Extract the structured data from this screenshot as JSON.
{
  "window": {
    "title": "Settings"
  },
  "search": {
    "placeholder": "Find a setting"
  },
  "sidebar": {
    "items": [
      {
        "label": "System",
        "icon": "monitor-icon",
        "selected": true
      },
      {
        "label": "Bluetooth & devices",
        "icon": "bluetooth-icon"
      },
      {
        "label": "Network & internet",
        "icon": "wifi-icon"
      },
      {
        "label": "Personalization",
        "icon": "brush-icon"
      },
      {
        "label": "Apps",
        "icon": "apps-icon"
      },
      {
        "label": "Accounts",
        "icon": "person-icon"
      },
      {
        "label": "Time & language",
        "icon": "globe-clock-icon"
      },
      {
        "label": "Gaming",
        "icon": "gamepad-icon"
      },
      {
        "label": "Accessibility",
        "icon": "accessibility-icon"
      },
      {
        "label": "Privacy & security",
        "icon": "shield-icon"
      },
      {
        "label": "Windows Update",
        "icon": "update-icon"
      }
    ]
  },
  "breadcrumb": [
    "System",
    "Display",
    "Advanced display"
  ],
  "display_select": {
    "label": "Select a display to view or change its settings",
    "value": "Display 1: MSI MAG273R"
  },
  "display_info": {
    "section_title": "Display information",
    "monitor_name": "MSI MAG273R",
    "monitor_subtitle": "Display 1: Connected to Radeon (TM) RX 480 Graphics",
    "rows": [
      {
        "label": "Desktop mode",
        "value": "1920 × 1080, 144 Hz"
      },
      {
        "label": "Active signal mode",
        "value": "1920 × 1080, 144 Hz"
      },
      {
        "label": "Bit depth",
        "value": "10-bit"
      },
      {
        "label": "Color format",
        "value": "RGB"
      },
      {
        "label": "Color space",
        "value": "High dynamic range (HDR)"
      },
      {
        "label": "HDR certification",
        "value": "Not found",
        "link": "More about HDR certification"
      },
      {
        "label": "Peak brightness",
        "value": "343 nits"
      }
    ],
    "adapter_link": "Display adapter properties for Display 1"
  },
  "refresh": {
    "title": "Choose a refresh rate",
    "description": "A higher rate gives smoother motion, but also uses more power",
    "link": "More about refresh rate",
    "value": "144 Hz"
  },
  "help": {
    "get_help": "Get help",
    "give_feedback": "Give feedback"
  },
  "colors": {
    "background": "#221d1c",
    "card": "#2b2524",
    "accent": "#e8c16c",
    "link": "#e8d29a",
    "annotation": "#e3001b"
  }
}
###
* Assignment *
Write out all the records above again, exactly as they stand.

* Result of the exercise *
Extract the structured data from this screenshot as JSON.
{
  "window": {
    "title": "Settings"
  },
  "search": {
    "placeholder": "Find a setting"
  },
  "sidebar": {
    "items": [
      {
        "label": "System",
        "icon": "monitor-icon",
        "selected": true
      },
      {
        "label": "Bluetooth & devices",
        "icon": "bluetooth-icon"
      },
      {
        "label": "Network & internet",
        "icon": "wifi-icon"
      },
      {
        "label": "Personalization",
        "icon": "brush-icon"
      },
      {
        "label": "Apps",
        "icon": "apps-icon"
      },
      {
        "label": "Accounts",
        "icon": "person-icon"
      },
      {
        "label": "Time & language",
        "icon": "globe-clock-icon"
      },
      {
        "label": "Gaming",
        "icon": "gamepad-icon"
      },
      {
        "label": "Accessibility",
        "icon": "accessibility-icon"
      },
      {
        "label": "Privacy & security",
        "icon": "shield-icon"
      },
      {
        "label": "Windows Update",
        "icon": "update-icon"
      }
    ]
  },
  "breadcrumb": [
    "System",
    "Display",
    "Advanced display"
  ],
  "display_select": {
    "label": "Select a display to view or change its settings",
    "value": "Display 1: MSI MAG273R"
  },
  "display_info": {
    "section_title": "Display information",
    "monitor_name": "MSI MAG273R",
    "monitor_subtitle": "Display 1: Connected to Radeon (TM) RX 480 Graphics",
    "rows": [
      {
        "label": "Desktop mode",
        "value": "1920 × 1080, 144 Hz"
      },
      {
        "label": "Active signal mode",
        "value": "1920 × 1080, 144 Hz"
      },
      {
        "label": "Bit depth",
        "value": "10-bit"
      },
      {
        "label": "Color format",
        "value": "RGB"
      },
      {
        "label": "Color space",
        "value": "High dynamic range (HDR)"
      },
      {
        "label": "HDR certification",
        "value": "Not found",
        "link": "More about HDR certification"
      },
      {
        "label": "Peak brightness",
        "value": "343 nits"
      }
    ],
    "adapter_link": "Display adapter properties for Display 1"
  },
  "refresh": {
    "title": "Choose a refresh rate",
    "description": "A higher rate gives smoother motion, but also uses more power",
    "link": "More about refresh rate",
    "value": "144 Hz"
  },
  "help": {
    "get_help": "Get help",
    "give_feedback": "Give feedback"
  },
  "colors": {
    "background": "#221d1c",
    "card": "#2b2524",
    "accent": "#e8c16c",
    "link": "#e8d29a",
    "annotation": "#e3001b"
  }
}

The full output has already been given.